Media Coverage: Maria Cohut. Is it possible to reverse 'chemo brain?' Medical News Today December 8, 2018.

Clarke LE, Liddelow SA, Chakraborty C, Münch AE, Heiman M, Barres BA (2018) Normal aging induces A1-like astrocyte reactivityProc Natl Acad Sci USA 115(8):E1896-E1905. PMID: 29437957.

Data available online here

Liddelow SA, Guttenplan KA, Clarke LE, Bennett FC, Bohlen CJ, Schirmer L, Bennett ML, Münch AE, Chung W-S, Peterson TC, Wilton DK, Frouin A, Napier BA, Panicker N, Kumar M, Dawson VL, Dawson TM, Buckwalter MS, Rowitch DH, Stevens B, Barres BA (2017) Activated microglia induce neurotoxic reactive astrocytes via Il-1α, TNFα, and C1q. Nature 541:481-487. PMID: 28099414.

Scientific and media coverage

Research Highlight: Burda JE, Sofroniew MV (2017) Seducing astrocytes to the dark side.
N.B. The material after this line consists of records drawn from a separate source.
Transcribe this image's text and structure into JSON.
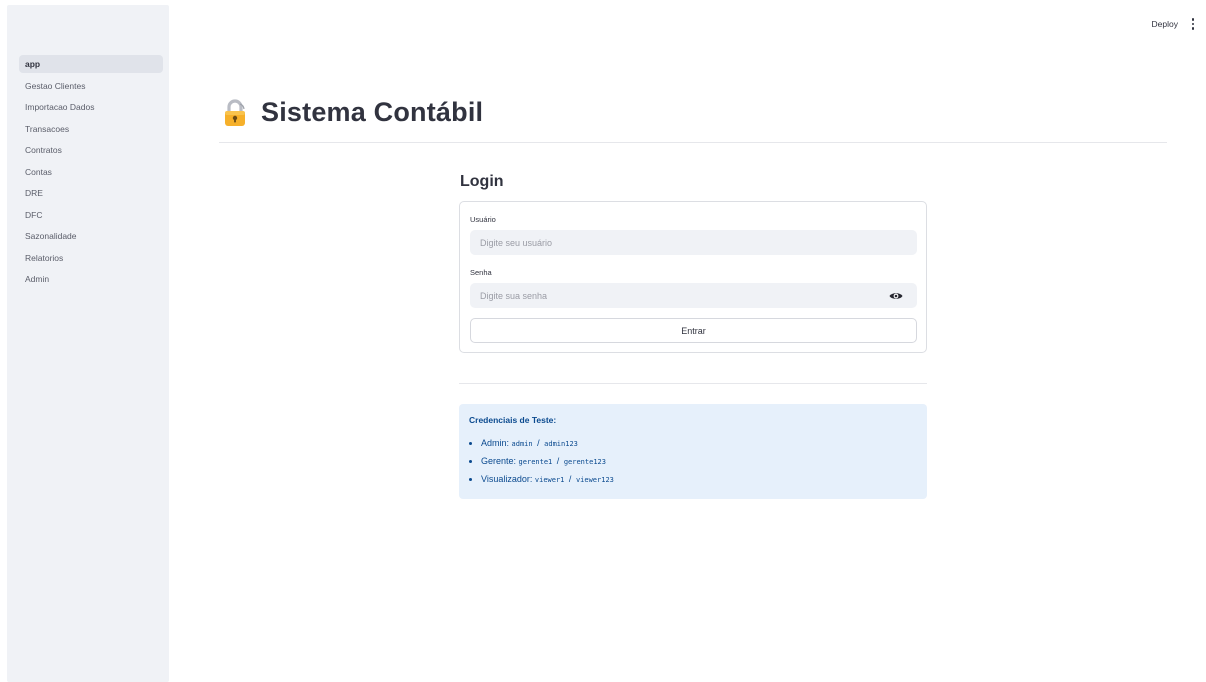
{
  "toolbar": {
    "deploy_label": "Deploy",
    "menu_icon": "kebab-menu-icon"
  },
  "sidebar": {
    "items": [
      {
        "label": "app",
        "active": true
      },
      {
        "label": "Gestao Clientes"
      },
      {
        "label": "Importacao Dados"
      },
      {
        "label": "Transacoes"
      },
      {
        "label": "Contratos"
      },
      {
        "label": "Contas"
      },
      {
        "label": "DRE"
      },
      {
        "label": "DFC"
      },
      {
        "label": "Sazonalidade"
      },
      {
        "label": "Relatorios"
      },
      {
        "label": "Admin"
      }
    ]
  },
  "header": {
    "icon": "lock-icon",
    "title": "Sistema Contábil"
  },
  "login": {
    "heading": "Login",
    "username_label": "Usuário",
    "username_placeholder": "Digite seu usuário",
    "password_label": "Senha",
    "password_placeholder": "Digite sua senha",
    "password_toggle_icon": "eye-icon",
    "submit_label": "Entrar"
  },
  "credentials": {
    "title": "Credenciais de Teste:",
    "items": [
      {
        "role": "Admin:",
        "user": "admin",
        "password": "admin123"
      },
      {
        "role": "Gerente:",
        "user": "gerente1",
        "password": "gerente123"
      },
      {
        "role": "Visualizador:",
        "user": "viewer1",
        "password": "viewer123"
      }
    ],
    "separator": "/"
  },
  "colors": {
    "sidebar_bg": "#f0f2f6",
    "info_bg": "#e6f0fb",
    "info_text": "#0b4a8f",
    "input_bg": "#f0f2f6"
  }
}
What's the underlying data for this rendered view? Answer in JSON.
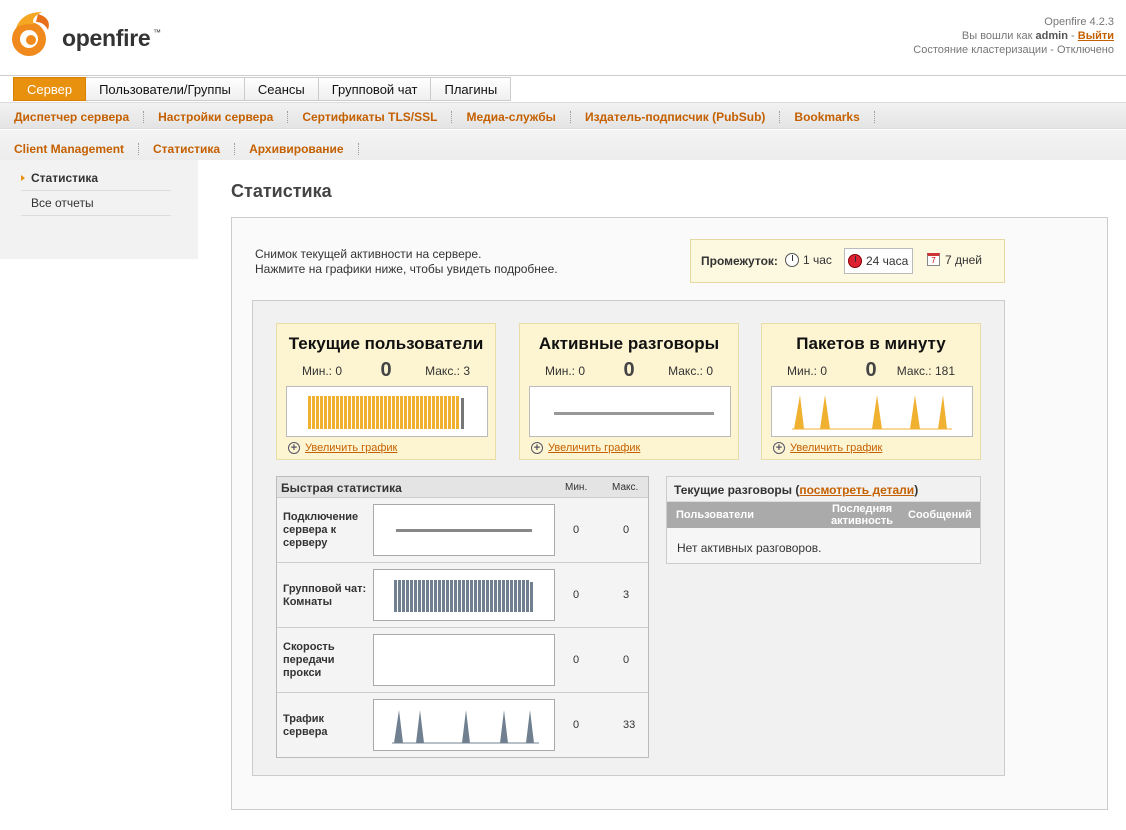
{
  "brand": {
    "name": "openfire",
    "tm": "™"
  },
  "header": {
    "version": "Openfire 4.2.3",
    "logged_in_prefix": "Вы вошли как",
    "user": "admin",
    "separator": "-",
    "logout": "Выйти",
    "cluster": "Состояние кластеризации - Отключено"
  },
  "tabs": [
    {
      "label": "Сервер",
      "active": true
    },
    {
      "label": "Пользователи/Группы"
    },
    {
      "label": "Сеансы"
    },
    {
      "label": "Групповой чат"
    },
    {
      "label": "Плагины"
    }
  ],
  "subnav1": [
    "Диспетчер сервера",
    "Настройки сервера",
    "Сертификаты TLS/SSL",
    "Медиа-службы",
    "Издатель-подписчик (PubSub)",
    "Bookmarks"
  ],
  "subnav2": [
    "Client Management",
    "Статистика",
    "Архивирование"
  ],
  "sidebar": [
    "Статистика",
    "Все отчеты"
  ],
  "page": {
    "title": "Статистика",
    "intro_line1": "Снимок текущей активности на сервере.",
    "intro_line2": "Нажмите на графики ниже, чтобы увидеть подробнее."
  },
  "period": {
    "label": "Промежуток:",
    "options": [
      "1 час",
      "24 часа",
      "7 дней"
    ],
    "selected": "24 часа",
    "calendar_day": "7"
  },
  "cards": [
    {
      "title": "Текущие пользователи",
      "min": "Мин.: 0",
      "current": "0",
      "max": "Макс.: 3",
      "zoom": "Увеличить график"
    },
    {
      "title": "Активные разговоры",
      "min": "Мин.: 0",
      "current": "0",
      "max": "Макс.: 0",
      "zoom": "Увеличить график"
    },
    {
      "title": "Пакетов в минуту",
      "min": "Мин.: 0",
      "current": "0",
      "max": "Макс.: 181",
      "zoom": "Увеличить график"
    }
  ],
  "quick_stats": {
    "title": "Быстрая статистика",
    "col_min": "Мин.",
    "col_max": "Макс.",
    "rows": [
      {
        "label": "Подключение сервера к серверу",
        "min": "0",
        "max": "0"
      },
      {
        "label": "Групповой чат: Комнаты",
        "min": "0",
        "max": "3"
      },
      {
        "label": "Скорость передачи прокси",
        "min": "0",
        "max": "0"
      },
      {
        "label": "Трафик сервера",
        "min": "0",
        "max": "33"
      }
    ]
  },
  "conversations": {
    "title_prefix": "Текущие разговоры (",
    "details_link": "посмотреть детали",
    "title_suffix": ")",
    "columns": [
      "Пользователи",
      "Последняя активность",
      "Сообщений"
    ],
    "empty": "Нет активных разговоров."
  },
  "colors": {
    "accent": "#e8910f",
    "link": "#c46000",
    "card_bg": "#fdf5d2",
    "graph_bar": "#f0b030",
    "graph_gray": "#708090"
  }
}
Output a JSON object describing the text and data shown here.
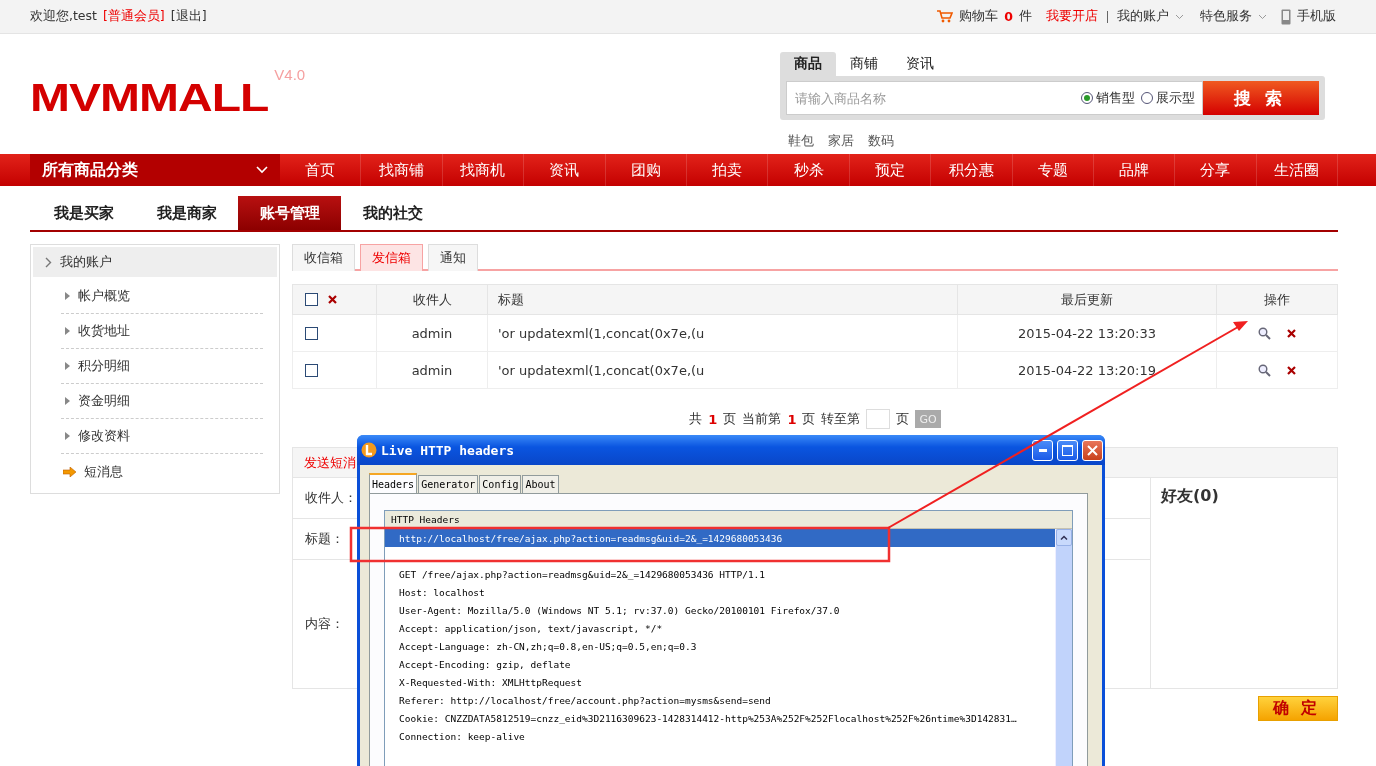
{
  "top_bar": {
    "welcome": "欢迎您,test",
    "member_level": "[普通会员]",
    "logout": "[退出]",
    "cart_label": "购物车",
    "cart_count": "0",
    "cart_unit": "件",
    "open_shop": "我要开店",
    "my_account": "我的账户",
    "special_services": "特色服务",
    "mobile": "手机版"
  },
  "logo": {
    "text": "MVMMALL",
    "version": "V4.0"
  },
  "search": {
    "tabs": [
      {
        "label": "商品",
        "selected": true
      },
      {
        "label": "商铺",
        "selected": false
      },
      {
        "label": "资讯",
        "selected": false
      }
    ],
    "placeholder": "请输入商品名称",
    "types": [
      {
        "label": "销售型",
        "selected": true
      },
      {
        "label": "展示型",
        "selected": false
      }
    ],
    "button": "搜索",
    "hot_words": [
      "鞋包",
      "家居",
      "数码"
    ]
  },
  "nav": {
    "category": "所有商品分类",
    "items": [
      "首页",
      "找商铺",
      "找商机",
      "资讯",
      "团购",
      "拍卖",
      "秒杀",
      "预定",
      "积分惠",
      "专题",
      "品牌",
      "分享",
      "生活圈"
    ]
  },
  "account_tabs": [
    {
      "label": "我是买家",
      "selected": false
    },
    {
      "label": "我是商家",
      "selected": false
    },
    {
      "label": "账号管理",
      "selected": true
    },
    {
      "label": "我的社交",
      "selected": false
    }
  ],
  "sidebar": {
    "title": "我的账户",
    "items": [
      {
        "label": "帐户概览",
        "selected": false
      },
      {
        "label": "收货地址",
        "selected": false
      },
      {
        "label": "积分明细",
        "selected": false
      },
      {
        "label": "资金明细",
        "selected": false
      },
      {
        "label": "修改资料",
        "selected": false
      },
      {
        "label": "短消息",
        "selected": true
      }
    ]
  },
  "message_tabs": [
    {
      "label": "收信箱",
      "selected": false
    },
    {
      "label": "发信箱",
      "selected": true
    },
    {
      "label": "通知",
      "selected": false
    }
  ],
  "table": {
    "columns": [
      "收件人",
      "标题",
      "最后更新",
      "操作"
    ],
    "all_checked": false,
    "rows": [
      {
        "checked": false,
        "recipient": "admin",
        "title": "'or updatexml(1,concat(0x7e,(u",
        "updated": "2015-04-22 13:20:33"
      },
      {
        "checked": false,
        "recipient": "admin",
        "title": "'or updatexml(1,concat(0x7e,(u",
        "updated": "2015-04-22 13:20:19"
      }
    ]
  },
  "pagination": {
    "total_prefix": "共",
    "total": "1",
    "total_unit": "页",
    "current_prefix": "当前第",
    "current": "1",
    "current_unit": "页",
    "goto_prefix": "转至第",
    "goto_unit": "页",
    "go": "GO"
  },
  "compose": {
    "title": "发送短消",
    "fields": [
      {
        "label": "收件人："
      },
      {
        "label": "标题："
      },
      {
        "label": "内容："
      }
    ],
    "friends": "好友(0)",
    "submit": "确定"
  },
  "dialog": {
    "title": "Live HTTP headers",
    "tabs": [
      {
        "label": "Headers",
        "selected": true
      },
      {
        "label": "Generator",
        "selected": false
      },
      {
        "label": "Config",
        "selected": false
      },
      {
        "label": "About",
        "selected": false
      }
    ],
    "list_header": "HTTP Headers",
    "selected_url": "http://localhost/free/ajax.php?action=readmsg&uid=2&_=1429680053436",
    "lines": [
      "GET /free/ajax.php?action=readmsg&uid=2&_=1429680053436 HTTP/1.1",
      "Host: localhost",
      "User-Agent: Mozilla/5.0 (Windows NT 5.1; rv:37.0) Gecko/20100101 Firefox/37.0",
      "Accept: application/json, text/javascript, */*",
      "Accept-Language: zh-CN,zh;q=0.8,en-US;q=0.5,en;q=0.3",
      "Accept-Encoding: gzip, deflate",
      "X-Requested-With: XMLHttpRequest",
      "Referer: http://localhost/free/account.php?action=mysms&send=send",
      "Cookie: CNZZDATA5812519=cnzz_eid%3D2116309623-1428314412-http%253A%252F%252Flocalhost%252F%26ntime%3D142831…",
      "Connection: keep-alive"
    ]
  }
}
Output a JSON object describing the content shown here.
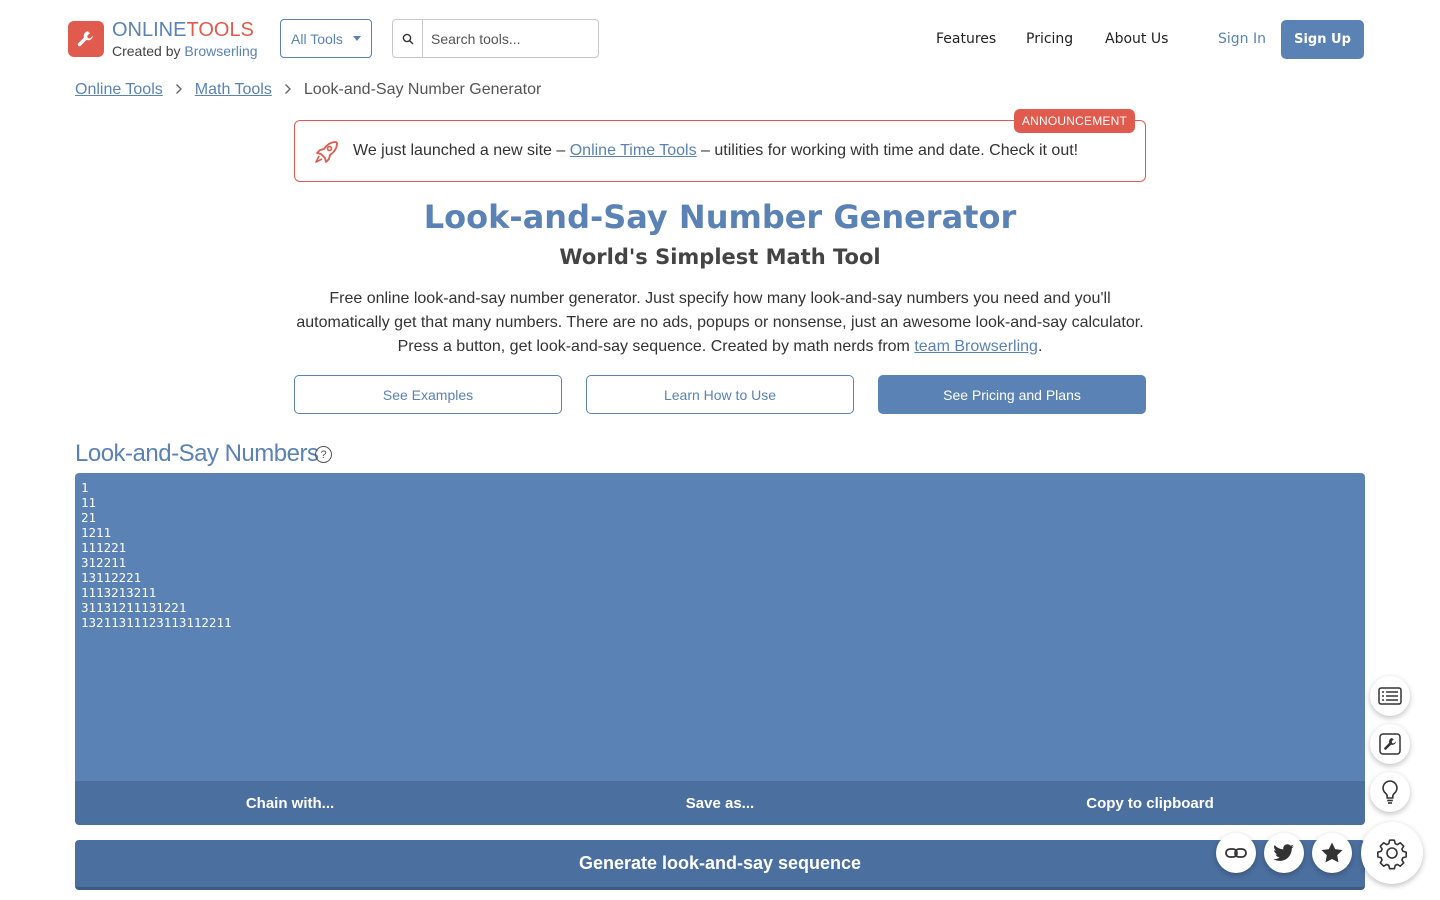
{
  "brand": {
    "name_part1": "ONLINE",
    "name_part2": "TOOLS",
    "created_by_prefix": "Created by ",
    "created_by_brand": "Browserling",
    "accent": "#5a82b5",
    "logo_color": "#e15a4e"
  },
  "header": {
    "all_tools_label": "All Tools",
    "search_placeholder": "Search tools...",
    "nav": [
      "Features",
      "Pricing",
      "About Us"
    ],
    "sign_in": "Sign In",
    "sign_up": "Sign Up"
  },
  "breadcrumb": {
    "items": [
      "Online Tools",
      "Math Tools"
    ],
    "current": "Look-and-Say Number Generator"
  },
  "announcement": {
    "badge": "ANNOUNCEMENT",
    "text_before": "We just launched a new site – ",
    "link_text": "Online Time Tools",
    "text_after": " – utilities for working with time and date. Check it out!"
  },
  "page": {
    "title": "Look-and-Say Number Generator",
    "subtitle": "World's Simplest Math Tool",
    "description_part1": "Free online look-and-say number generator. Just specify how many look-and-say numbers you need and you'll automatically get that many numbers. There are no ads, popups or nonsense, just an awesome look-and-say calculator. Press a button, get look-and-say sequence. Created by math nerds from ",
    "description_link": "team Browserling",
    "description_end": ".",
    "buttons": {
      "examples": "See Examples",
      "learn": "Learn How to Use",
      "pricing": "See Pricing and Plans"
    }
  },
  "tool": {
    "heading": "Look-and-Say Numbers",
    "help_glyph": "?",
    "output_lines": [
      "1",
      "11",
      "21",
      "1211",
      "111221",
      "312211",
      "13112221",
      "1113213211",
      "31131211131221",
      "13211311123113112211"
    ],
    "actions": {
      "chain": "Chain with...",
      "save": "Save as...",
      "copy": "Copy to clipboard"
    },
    "generate": "Generate look-and-say sequence"
  },
  "floating_icons": [
    "list-icon",
    "wrench-icon",
    "lightbulb-icon",
    "link-icon",
    "twitter-icon",
    "star-icon",
    "gear-icon"
  ]
}
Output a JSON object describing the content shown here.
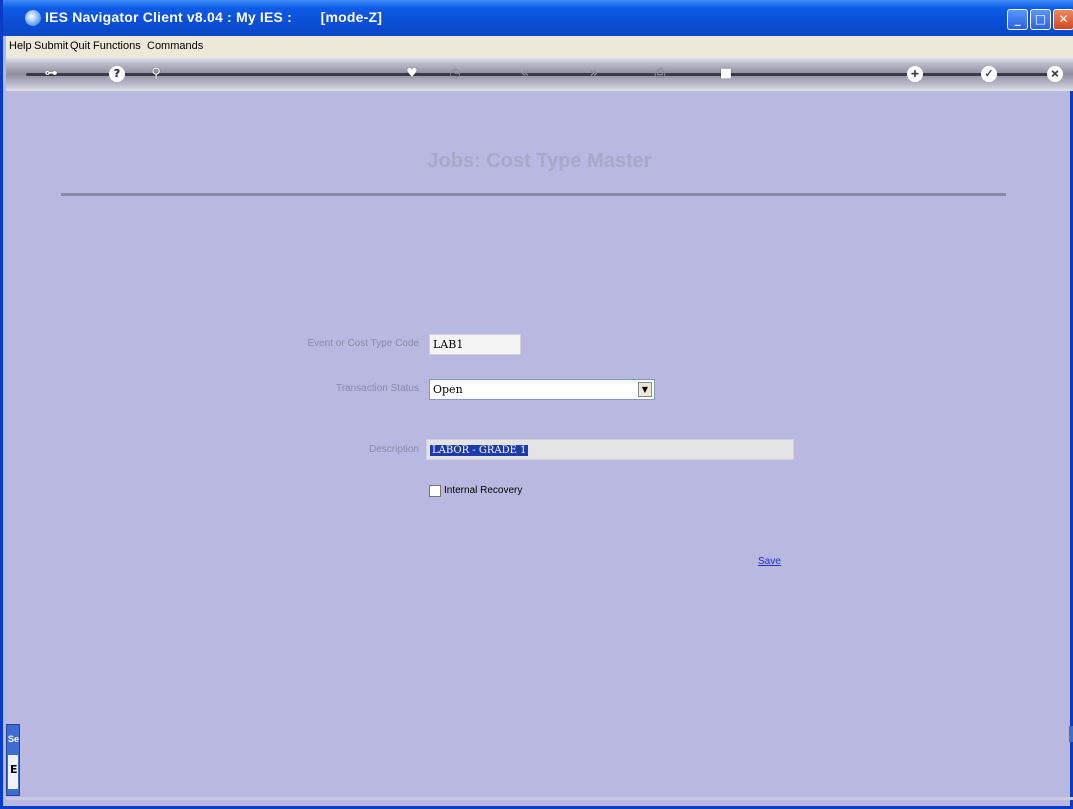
{
  "window": {
    "title": "IES Navigator Client v8.04 : My IES :       [mode-Z]",
    "min_label": "_",
    "max_label": "□",
    "close_label": "✕"
  },
  "menu": {
    "items": [
      "Help",
      "Submit",
      "Quit",
      "Functions",
      "Commands"
    ]
  },
  "toolbar": {
    "icons": [
      "key-icon",
      "help-icon",
      "search-icon",
      "favorite-heart-icon",
      "clock-icon",
      "previous-icon",
      "next-icon",
      "print-icon",
      "stop-icon",
      "add-icon",
      "confirm-icon",
      "close-icon"
    ]
  },
  "form": {
    "heading": "Jobs: Cost Type Master",
    "code_label": "Event or Cost Type Code",
    "code_value": "LAB1",
    "status_label": "Transaction Status",
    "status_value": "Open",
    "description_label": "Description",
    "description_value": "LABOR - GRADE 1",
    "internal_recovery_label": "Internal Recovery",
    "internal_recovery_checked": false,
    "save_label": "Save"
  },
  "side_tab": {
    "label": "Se",
    "char": "E"
  },
  "colors": {
    "title_bar": "#0a4fd6",
    "background": "#b8b8e0",
    "link": "#1c2fd6"
  }
}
Cell Res 27:726-727.

Research Highlight: Yates D (2017) A toxic reaction. Nat Rev Neurosci 18:130.

Research Highlight: Ridler C (2017) Microglia-induced reactive astrocytes – toxic players in neurological disease? Nat Rev Neurol 13:127.

Media Coverage: Pagan Kennedy. An Ancient Cure for Alzheimer’s? New York Times July 14, 2017.

Media Coverage: Carolyn Gregoire. Brain Cells of ‘Villainous Character’ Might Explain Diseases Like Parkinson’s. Huffington Post January 25, 2017.

Shi Y, Yamada K, Liddelow SA, Smith ST, Zhao L, Luo W, Tsai R, Spina S, Grinberg L, Rojas J, Gallardo G, Wang K, Roh J, Robinson G, Finn MB, Jiang H, Sullivan P, Wood M, Baufeld C, Wood M, Sutphen C, McCue L, Xiong C, Del-Aguila J, Morris J, Cruchaga C, Fagan A, Miller B, Boxer B, Seeley W, Butovsky O, Barres B, Paul S, Holtzman D (2017) ApoE4 markedly exacerbates tau-mediated neurodegeneration in a mouse model of tauopathyNature 549:523-527. PMID: 28959956.

Scientific and media coverage

Research Highlight: Underwood E (2017) How ApoE4 endangers brains. Science 357:1224.

Media coverage: Is this the Alzheimer’s gene? Daily Mail September 20, 2017.

Liddelow SA, Barres BA (2017) Reactive astrocytes: production, function, and therapeutic potential. Immunity 46(6):957-967. PMID: 28636962.

Bennett ML, Bennett FC, Liddelow SA, Ajami B, Zamanian JL, Fernhoff NB, Mulinyawe SB, Bohlen CJ, Adil A, Tucker A, Weissman IL, Chang EF, Li G, Grant GA, Hayden-Gephart M, Barres BA (2016) New tools for studying microglia in the mouse and human CNS. Proc Natl Acad Sci USA 113(12):E1738-1746. PMID: 26884166.

Data available online here

Scientific and media coverage

Research Highlight: Segal BM, Giger RJ (2016) Stable marker for plastic microglia. PNAS 113:3130-3132.

Astrocytes (magenta) and microglia (yellow) in the brain following an inflammatory insult.

Astrocytes (magenta) and microglia (yellow) in the brain following an inflammatory insult.

join us

We are seeking inquisitive, motivated, and fun people to help us investigate astrocytes in disease and following trauma. We have projects in neurodegeneration, trauma, and development.

 

POSTDOCTORAL RESEARCHERS

Candidates with an excellent research record and an excitement for asking tough questions should email Shane with a brief introduction, CV, and the names and contact information of at least two references.

wHere we are

We are a part of the Neuroscience Institute and affiliated with the Department of Neuroscience and Physiology @ NYU Langone in New York City. 

 

Want to know more about the lab, or glia in general? Drop us a note - we'd love to hear from you.

liddelowlab@gmail.com